Part 2: Songs From A Room

Chapter 1 – Bird on a Wire

Chapter 2 – Story of Isaac

Chapter 3 – A Bunch of Lonesome Heroes

Chapter 4 – The Partisan

Chapter 5 – Seems So Long Ago, Nancy

Chapter 6 – The Old Revolution

Chapter 7 – The Butcher

Chapter 8 – You Know Who I Am

Chapter 9 – Lady Midnight

Chapter 10 – Tonight Will Be Fine

Part 3: Trompe Le Monde

Chapter 1 – Trompe Le Monde

Chapter 2 – Planet of Sound

Chapter 3 – Alec Eiffel

Chapter 4 – The Sad Punk

Chapter 5 – Head On

Chapter 6 – U-Mass

Chapter 7 – Palace of the Brine

Chapter 8 – Letter to Memphis

Chapter 9 – Bird Dream of the Olympus Mons

Chapter 10 – Space (I Believe In)

Chapter 11 – Subbachultcha

Chapter 12 – Distance Equals Rate Times Time

Chapter 13 – Lovely Day

Chapter 14 – Motorway to Roswell

Chapter 15 – The Navajo Know

Part 4: Candy Apple Gray

Chapter 1 – Crystal

Chapter 2 – Don’t Want to Know If You Are Lonely

Chapter 3 – I Don’t Know For Sure

Chapter 4 – Sorry Somehow

Chapter 5 – Too Far Down

Chapter 6 – Hardly Getting Over It

Chapter 7 – Dead Set on Destruction

Chapter 8 – Eiffel Tower High

Chapter 9 – No Promises Have I made

Chapter 10 – All This I’ve Done For You

Part 5: Jerusalem

           Isaac Palmer, a Canadian drifter/backpacker, is in Australia when he wakes up next to a dead woman and a pile of money.  Panicking, he flees the scene and rushes to the airport and hops on a plane.
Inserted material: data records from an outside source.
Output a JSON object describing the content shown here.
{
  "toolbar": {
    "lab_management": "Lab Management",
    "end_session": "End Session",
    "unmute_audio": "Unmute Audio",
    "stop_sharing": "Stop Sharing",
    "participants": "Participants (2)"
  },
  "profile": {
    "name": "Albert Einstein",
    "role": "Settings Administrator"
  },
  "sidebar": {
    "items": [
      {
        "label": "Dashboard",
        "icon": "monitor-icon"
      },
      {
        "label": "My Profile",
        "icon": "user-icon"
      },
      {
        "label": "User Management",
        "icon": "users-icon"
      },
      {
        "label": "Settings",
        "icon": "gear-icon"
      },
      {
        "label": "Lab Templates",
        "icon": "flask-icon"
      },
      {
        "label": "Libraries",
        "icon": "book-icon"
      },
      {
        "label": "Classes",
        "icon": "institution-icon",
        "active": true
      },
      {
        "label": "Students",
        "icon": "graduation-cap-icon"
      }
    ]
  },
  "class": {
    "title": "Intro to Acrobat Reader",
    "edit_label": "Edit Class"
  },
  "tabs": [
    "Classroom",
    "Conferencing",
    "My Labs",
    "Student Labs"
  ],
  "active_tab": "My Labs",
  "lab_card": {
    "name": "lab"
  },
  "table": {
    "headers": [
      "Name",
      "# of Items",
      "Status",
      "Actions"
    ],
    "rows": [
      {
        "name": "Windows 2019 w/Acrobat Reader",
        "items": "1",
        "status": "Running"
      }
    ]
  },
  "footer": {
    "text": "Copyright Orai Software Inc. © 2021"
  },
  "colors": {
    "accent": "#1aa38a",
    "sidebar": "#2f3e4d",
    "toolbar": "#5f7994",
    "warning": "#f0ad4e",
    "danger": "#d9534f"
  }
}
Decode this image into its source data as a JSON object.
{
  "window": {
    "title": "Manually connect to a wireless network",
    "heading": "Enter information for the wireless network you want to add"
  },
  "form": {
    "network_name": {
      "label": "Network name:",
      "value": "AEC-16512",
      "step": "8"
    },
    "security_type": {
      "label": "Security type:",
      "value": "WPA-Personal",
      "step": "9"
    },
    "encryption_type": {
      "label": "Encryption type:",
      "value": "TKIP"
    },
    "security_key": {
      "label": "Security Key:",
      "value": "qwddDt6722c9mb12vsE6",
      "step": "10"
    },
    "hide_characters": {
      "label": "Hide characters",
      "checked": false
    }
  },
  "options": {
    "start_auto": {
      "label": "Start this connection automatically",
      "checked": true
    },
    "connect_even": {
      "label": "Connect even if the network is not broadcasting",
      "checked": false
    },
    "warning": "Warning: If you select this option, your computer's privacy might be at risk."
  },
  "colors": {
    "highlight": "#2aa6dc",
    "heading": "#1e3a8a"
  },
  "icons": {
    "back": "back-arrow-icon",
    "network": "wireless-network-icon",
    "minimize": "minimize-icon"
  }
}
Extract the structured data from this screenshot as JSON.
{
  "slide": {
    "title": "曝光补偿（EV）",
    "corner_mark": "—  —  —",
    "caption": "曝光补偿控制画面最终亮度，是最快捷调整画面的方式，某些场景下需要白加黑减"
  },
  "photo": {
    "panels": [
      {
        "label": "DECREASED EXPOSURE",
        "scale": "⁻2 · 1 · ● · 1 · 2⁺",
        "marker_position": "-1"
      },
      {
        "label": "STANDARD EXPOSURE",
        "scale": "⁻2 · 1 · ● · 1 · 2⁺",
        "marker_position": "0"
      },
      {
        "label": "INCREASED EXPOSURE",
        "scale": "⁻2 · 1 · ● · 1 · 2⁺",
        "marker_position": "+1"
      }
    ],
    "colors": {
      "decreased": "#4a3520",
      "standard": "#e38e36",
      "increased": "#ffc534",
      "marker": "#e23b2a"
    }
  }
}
Knowing the police will soon be on his trail, he chooses Japan as a country large enough to lay low in boards a plane. 

Arriving in Tokyo where he doesn’t know a soul, he falls in with a group of college kids camped out in front of Tokyo Station. Rock ‘n’ roll groupies, they listen to CDs from vast music libraries by day and watch indie bands in live houses at night. After his first night out with his new friends, Palmer returns to their pad to find intruders have entered.  Fleeing the scene again, Palmer heads to Osaka.

Over a few uneventful but fear-fraught months, during which he picks up passable Japanese and finds work in a very small night club that hosts an endless supply of indie bands, Palmer relaxes enough to begin to reassemble his life and forms a band of his own. To hide his identity in public appearances, he plays with a mask on and gets his bandmates to do the same. He also experiences a broad cross-section of Japan’s vibrant indie band scene, and the book is peppered with descriptions of the bands and their live shows.

Palmer forms a relationship with a mysterious Japanese woman he nicknames Sheherezade. A budding rock star, he also enjoys a series of casual relationships, but is also haunted by images of the dead woman in Sydney.

Despite his many affairs, the one person he’s serious about turns out to be Sheherezade. When she finally disappears from his life mysterious things begin to happen, and he gets word of people he has slept with since arriving in Japan coming to horrible ends—is this a repetition of what happened in Australia?  Is he the one committing the murders? Why can’t he remember anything?

With his sanity fraying, there’s another disaster—fans have taken a picture of him unmasked and posted it to their fansite. He decides to break into their apartment and delete the material, but is discovered and in a blind rage destroys the apartment and its inhabitants. With his world now officially crumbled, he decides to resolve the situation; but this time instead of fleeing he sends a signal to his pursuers and is apprehended.

The final section of the book—told in a suggestive collection of dream-like fantasies—follows Palmer’s deprogramming from a period of heightened paranoid dementia through a series of surreal visions that hint that Isaac’s rich fantasy life has led him to believe that he is an assassin with Sheherezade as his minder; Isaac eventually recovers and is returned to his former life in the US Midwest where, in a daze, he is reunited with his wife and young son.